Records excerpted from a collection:
::::::::

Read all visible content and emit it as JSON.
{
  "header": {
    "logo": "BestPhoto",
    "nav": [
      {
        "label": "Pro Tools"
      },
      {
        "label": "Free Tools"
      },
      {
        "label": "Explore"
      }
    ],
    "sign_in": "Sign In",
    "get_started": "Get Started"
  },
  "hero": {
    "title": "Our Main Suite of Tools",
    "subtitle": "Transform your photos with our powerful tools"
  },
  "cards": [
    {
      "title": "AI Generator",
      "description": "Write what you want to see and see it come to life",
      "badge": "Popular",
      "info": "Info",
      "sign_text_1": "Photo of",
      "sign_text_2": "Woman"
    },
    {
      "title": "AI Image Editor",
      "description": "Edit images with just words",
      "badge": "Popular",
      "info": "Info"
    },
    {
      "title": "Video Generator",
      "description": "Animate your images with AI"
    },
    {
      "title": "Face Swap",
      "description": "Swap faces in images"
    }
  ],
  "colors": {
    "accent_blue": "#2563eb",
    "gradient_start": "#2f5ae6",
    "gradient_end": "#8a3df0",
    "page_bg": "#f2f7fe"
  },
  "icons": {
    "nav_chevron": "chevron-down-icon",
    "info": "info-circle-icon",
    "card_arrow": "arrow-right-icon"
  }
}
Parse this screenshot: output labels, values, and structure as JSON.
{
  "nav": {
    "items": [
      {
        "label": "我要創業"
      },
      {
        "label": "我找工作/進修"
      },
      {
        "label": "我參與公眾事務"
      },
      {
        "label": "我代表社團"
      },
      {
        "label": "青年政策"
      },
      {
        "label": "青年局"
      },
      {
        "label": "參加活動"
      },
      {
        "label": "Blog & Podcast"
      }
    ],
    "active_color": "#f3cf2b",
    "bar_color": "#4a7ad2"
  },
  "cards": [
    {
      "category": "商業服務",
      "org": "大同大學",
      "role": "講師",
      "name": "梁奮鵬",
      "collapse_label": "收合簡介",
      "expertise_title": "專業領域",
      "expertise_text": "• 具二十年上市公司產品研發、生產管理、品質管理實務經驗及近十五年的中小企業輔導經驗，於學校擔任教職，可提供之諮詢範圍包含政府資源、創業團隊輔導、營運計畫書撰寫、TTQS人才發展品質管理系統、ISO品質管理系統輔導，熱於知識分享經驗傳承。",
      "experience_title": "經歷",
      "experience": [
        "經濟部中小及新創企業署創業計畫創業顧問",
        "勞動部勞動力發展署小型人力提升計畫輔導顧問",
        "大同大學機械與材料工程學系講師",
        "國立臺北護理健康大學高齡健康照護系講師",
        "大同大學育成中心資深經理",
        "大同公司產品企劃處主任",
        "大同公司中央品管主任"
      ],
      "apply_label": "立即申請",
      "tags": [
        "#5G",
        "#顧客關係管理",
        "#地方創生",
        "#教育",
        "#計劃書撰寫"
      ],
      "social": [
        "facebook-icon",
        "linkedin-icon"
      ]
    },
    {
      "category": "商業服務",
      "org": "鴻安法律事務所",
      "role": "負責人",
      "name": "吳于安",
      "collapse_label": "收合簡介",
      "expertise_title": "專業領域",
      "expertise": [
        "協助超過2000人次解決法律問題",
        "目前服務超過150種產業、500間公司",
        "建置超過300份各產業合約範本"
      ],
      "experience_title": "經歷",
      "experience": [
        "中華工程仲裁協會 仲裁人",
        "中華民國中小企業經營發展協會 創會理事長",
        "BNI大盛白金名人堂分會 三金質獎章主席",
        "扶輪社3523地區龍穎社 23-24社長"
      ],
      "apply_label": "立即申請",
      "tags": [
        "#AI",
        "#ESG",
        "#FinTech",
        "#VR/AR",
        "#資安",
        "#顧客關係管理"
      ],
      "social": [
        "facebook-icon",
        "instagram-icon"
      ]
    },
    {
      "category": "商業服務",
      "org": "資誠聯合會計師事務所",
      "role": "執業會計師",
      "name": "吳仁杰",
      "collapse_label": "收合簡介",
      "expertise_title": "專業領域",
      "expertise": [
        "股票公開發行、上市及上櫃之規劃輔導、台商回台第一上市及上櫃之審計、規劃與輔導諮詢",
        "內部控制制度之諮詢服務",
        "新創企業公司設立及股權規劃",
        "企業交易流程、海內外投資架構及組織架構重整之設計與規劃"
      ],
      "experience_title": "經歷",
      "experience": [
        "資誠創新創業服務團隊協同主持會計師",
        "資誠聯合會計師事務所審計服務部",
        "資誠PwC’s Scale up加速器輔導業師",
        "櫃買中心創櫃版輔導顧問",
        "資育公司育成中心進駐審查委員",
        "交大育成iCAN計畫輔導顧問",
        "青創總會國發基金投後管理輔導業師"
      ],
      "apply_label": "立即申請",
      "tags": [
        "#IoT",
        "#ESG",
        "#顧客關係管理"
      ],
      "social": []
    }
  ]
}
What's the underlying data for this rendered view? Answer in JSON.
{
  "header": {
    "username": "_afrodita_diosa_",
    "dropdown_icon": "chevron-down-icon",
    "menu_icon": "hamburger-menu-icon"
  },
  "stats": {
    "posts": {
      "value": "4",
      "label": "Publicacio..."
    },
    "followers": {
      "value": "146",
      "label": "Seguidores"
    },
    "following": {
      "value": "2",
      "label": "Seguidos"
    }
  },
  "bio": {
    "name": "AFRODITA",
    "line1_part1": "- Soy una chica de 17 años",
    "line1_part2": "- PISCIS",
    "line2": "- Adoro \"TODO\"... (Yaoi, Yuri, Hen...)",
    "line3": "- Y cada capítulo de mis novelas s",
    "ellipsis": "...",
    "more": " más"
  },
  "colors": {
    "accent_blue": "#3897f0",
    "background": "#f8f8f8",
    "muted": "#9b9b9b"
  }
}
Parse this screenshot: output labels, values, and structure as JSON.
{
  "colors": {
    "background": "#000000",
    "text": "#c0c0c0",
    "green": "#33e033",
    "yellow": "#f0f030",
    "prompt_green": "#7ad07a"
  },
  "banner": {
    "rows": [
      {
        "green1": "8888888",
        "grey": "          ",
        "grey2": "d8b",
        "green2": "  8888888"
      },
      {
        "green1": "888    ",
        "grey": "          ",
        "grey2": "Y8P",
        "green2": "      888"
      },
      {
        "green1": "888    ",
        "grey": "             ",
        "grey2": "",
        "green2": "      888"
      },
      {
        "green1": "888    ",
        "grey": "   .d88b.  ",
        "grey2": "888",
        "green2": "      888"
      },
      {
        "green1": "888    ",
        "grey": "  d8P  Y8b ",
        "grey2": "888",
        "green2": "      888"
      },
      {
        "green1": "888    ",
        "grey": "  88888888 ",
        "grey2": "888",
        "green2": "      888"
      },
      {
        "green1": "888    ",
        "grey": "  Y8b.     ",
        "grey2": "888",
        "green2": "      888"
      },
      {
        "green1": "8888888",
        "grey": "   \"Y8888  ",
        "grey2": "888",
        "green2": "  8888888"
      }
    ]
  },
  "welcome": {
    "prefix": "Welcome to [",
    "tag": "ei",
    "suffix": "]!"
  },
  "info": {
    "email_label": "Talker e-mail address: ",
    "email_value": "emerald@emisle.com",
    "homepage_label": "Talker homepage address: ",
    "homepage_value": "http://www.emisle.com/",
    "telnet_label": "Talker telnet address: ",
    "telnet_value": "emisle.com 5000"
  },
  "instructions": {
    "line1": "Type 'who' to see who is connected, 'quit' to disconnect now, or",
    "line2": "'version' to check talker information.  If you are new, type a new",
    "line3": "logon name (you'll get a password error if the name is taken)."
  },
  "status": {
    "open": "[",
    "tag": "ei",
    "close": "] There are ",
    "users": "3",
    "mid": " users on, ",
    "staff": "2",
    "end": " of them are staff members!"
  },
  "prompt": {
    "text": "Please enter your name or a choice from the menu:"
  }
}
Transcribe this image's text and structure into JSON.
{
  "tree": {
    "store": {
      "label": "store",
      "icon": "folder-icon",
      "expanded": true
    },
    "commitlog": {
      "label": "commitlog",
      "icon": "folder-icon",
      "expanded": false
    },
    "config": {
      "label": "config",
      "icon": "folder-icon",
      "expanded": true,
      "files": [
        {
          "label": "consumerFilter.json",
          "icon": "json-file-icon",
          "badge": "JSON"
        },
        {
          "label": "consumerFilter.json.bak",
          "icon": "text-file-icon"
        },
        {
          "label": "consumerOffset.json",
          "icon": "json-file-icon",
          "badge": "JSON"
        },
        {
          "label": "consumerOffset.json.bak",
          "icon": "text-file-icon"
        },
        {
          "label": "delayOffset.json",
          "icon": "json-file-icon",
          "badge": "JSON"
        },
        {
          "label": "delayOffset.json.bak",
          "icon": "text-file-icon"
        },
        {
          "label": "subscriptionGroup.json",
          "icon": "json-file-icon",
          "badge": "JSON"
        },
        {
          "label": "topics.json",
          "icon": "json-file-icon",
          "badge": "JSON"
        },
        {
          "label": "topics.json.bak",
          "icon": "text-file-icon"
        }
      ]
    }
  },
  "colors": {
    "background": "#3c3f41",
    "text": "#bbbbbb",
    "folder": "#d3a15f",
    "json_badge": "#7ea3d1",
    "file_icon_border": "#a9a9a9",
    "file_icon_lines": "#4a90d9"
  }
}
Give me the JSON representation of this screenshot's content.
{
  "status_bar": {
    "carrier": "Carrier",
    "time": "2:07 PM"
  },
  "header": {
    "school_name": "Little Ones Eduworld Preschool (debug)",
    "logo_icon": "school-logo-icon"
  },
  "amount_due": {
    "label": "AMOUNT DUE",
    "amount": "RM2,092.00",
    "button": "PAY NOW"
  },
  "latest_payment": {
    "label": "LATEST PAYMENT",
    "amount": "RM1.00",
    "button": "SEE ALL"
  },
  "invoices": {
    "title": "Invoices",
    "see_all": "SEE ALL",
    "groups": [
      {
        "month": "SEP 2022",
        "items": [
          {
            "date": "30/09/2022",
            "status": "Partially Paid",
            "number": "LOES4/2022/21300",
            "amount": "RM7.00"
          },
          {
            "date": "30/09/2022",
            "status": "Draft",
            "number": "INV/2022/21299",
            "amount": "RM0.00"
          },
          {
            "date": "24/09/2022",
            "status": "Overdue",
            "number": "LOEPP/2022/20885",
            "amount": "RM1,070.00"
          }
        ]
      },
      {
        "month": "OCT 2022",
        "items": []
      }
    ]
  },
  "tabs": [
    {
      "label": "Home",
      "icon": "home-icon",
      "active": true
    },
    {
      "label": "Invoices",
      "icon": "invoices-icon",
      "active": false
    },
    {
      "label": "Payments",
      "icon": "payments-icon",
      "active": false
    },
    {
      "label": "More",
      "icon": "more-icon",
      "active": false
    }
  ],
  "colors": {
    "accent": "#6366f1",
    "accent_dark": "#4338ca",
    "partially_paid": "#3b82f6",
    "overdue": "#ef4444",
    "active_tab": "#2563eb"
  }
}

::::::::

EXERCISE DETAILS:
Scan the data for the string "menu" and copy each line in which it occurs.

RESULT BELOW:
    "menu_icon": "hamburger-menu-icon"
    "text": "Please enter your name or a choice from the menu:"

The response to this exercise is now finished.